Task prompt ::
Copy each line below that contains "true".

Recorded information ::
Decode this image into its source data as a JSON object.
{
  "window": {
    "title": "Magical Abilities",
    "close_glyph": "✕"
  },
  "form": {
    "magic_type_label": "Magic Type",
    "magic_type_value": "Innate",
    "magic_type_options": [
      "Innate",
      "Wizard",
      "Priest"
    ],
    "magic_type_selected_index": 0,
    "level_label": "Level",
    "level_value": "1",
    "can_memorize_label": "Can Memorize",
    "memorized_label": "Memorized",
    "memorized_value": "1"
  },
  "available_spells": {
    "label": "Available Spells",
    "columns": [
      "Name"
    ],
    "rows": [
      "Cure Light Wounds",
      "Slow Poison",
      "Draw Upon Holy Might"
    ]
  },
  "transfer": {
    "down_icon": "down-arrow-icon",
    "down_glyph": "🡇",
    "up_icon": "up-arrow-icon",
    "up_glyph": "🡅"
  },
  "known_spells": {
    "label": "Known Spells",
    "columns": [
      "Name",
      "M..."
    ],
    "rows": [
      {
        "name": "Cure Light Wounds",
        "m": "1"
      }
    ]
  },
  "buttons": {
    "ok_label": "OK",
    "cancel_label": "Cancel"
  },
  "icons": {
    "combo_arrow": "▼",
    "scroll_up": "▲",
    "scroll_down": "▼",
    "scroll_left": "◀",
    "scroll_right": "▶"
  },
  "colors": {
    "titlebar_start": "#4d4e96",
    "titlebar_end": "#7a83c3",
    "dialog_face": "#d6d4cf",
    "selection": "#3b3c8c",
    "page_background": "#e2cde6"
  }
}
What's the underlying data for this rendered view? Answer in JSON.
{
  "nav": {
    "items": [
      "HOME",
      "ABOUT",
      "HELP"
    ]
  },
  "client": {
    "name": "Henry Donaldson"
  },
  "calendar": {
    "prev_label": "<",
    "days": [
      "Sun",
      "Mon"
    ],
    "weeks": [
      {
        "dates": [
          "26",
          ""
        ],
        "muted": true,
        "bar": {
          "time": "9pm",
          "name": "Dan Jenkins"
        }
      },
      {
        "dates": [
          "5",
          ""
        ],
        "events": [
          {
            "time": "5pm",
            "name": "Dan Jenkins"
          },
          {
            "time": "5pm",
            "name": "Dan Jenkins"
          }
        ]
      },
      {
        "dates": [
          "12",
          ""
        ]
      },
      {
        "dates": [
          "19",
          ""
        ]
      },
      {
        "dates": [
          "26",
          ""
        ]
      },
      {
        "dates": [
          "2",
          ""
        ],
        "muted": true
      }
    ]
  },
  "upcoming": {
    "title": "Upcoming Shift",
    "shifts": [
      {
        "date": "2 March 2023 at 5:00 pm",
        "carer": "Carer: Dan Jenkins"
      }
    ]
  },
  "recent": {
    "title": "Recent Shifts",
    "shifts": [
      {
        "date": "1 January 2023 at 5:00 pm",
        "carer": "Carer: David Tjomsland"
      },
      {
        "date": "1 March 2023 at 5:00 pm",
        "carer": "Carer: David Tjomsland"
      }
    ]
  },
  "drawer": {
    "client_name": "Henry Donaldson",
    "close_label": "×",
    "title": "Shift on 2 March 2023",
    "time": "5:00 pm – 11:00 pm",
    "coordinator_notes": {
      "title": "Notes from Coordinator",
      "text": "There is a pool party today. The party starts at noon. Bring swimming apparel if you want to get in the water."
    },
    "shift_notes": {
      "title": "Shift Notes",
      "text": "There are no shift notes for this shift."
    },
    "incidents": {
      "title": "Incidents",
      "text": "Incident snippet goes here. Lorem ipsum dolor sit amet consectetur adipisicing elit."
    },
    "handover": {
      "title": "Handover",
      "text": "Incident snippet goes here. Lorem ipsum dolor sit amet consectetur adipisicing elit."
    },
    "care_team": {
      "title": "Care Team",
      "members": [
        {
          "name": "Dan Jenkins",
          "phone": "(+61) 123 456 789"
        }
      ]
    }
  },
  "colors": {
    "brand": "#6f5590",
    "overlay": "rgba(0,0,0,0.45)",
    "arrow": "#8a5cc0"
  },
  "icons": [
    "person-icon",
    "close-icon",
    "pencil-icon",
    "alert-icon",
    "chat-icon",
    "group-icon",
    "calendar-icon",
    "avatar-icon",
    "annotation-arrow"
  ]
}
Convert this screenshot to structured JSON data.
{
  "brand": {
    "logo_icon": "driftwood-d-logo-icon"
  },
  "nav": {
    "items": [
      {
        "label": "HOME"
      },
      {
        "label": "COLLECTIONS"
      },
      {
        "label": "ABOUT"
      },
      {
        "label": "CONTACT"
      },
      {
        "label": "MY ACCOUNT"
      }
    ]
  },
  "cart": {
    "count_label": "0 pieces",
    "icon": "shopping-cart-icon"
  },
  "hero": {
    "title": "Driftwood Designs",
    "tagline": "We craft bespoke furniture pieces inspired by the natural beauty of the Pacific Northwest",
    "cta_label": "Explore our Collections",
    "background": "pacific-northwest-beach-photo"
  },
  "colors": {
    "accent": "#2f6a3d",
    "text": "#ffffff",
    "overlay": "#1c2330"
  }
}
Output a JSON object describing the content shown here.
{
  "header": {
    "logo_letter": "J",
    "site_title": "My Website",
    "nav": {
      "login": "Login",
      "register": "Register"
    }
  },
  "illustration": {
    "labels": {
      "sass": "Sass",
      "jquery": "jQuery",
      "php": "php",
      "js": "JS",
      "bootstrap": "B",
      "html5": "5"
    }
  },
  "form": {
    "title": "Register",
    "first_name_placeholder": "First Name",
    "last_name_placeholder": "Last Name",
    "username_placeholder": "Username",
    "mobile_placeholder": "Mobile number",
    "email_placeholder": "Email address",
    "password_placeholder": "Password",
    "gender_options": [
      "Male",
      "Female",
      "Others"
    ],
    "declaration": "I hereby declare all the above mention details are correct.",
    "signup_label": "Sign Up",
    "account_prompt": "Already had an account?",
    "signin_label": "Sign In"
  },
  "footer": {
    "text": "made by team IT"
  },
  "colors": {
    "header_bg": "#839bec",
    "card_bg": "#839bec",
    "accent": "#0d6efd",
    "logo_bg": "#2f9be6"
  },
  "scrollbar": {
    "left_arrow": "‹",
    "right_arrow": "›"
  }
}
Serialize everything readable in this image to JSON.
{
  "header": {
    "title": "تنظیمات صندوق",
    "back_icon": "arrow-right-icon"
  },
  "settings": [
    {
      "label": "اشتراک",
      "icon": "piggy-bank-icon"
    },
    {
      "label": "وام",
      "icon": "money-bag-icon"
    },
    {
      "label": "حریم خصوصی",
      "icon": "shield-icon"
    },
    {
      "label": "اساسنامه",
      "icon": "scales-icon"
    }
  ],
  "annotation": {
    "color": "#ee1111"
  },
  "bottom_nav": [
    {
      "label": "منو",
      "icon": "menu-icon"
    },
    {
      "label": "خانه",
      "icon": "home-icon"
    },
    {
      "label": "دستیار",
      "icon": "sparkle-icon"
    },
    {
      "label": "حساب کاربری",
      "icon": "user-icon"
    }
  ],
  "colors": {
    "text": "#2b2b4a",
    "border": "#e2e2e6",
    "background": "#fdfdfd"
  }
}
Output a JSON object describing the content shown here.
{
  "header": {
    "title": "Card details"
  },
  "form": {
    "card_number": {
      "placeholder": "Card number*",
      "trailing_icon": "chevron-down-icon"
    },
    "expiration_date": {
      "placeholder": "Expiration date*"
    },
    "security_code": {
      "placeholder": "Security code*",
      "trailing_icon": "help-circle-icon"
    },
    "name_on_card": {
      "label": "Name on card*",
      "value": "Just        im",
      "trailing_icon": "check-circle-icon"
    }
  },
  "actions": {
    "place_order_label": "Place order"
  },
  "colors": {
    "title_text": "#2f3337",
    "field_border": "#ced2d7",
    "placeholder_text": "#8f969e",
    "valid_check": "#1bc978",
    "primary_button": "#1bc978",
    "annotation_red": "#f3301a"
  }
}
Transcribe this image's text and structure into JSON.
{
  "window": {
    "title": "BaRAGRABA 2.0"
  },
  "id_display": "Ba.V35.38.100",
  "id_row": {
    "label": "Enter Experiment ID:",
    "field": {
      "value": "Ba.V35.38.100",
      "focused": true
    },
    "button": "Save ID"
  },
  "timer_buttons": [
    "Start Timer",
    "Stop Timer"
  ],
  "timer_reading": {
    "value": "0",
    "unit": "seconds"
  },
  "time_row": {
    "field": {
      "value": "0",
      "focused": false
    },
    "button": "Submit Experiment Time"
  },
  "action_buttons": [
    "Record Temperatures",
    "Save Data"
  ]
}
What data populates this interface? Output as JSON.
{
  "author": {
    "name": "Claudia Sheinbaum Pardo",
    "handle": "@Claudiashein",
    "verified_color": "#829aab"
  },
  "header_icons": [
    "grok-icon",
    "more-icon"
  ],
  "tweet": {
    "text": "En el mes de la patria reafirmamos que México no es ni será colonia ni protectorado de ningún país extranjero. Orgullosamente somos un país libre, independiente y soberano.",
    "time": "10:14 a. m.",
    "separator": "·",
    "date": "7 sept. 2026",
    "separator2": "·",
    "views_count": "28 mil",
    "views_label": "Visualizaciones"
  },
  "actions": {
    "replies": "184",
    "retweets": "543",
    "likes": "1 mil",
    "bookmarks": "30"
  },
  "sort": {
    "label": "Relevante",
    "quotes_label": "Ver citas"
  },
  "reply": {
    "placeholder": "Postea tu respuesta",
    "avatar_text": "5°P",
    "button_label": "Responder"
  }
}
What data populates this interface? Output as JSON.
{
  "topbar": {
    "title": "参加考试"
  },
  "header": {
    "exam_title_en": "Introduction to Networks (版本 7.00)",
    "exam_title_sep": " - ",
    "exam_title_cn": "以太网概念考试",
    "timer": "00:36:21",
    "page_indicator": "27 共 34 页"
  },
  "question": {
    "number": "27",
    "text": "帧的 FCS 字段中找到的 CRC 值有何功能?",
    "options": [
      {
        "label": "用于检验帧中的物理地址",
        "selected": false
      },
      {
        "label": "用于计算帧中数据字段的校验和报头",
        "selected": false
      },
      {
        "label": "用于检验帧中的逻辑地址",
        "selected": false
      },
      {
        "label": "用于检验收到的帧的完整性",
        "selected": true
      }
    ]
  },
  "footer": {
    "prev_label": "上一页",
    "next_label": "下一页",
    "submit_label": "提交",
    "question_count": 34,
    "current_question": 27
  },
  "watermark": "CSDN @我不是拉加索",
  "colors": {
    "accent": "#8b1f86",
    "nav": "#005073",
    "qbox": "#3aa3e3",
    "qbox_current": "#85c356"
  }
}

Task response ::
        "muted": true,
        "muted": true
      "focused": true
        "selected": true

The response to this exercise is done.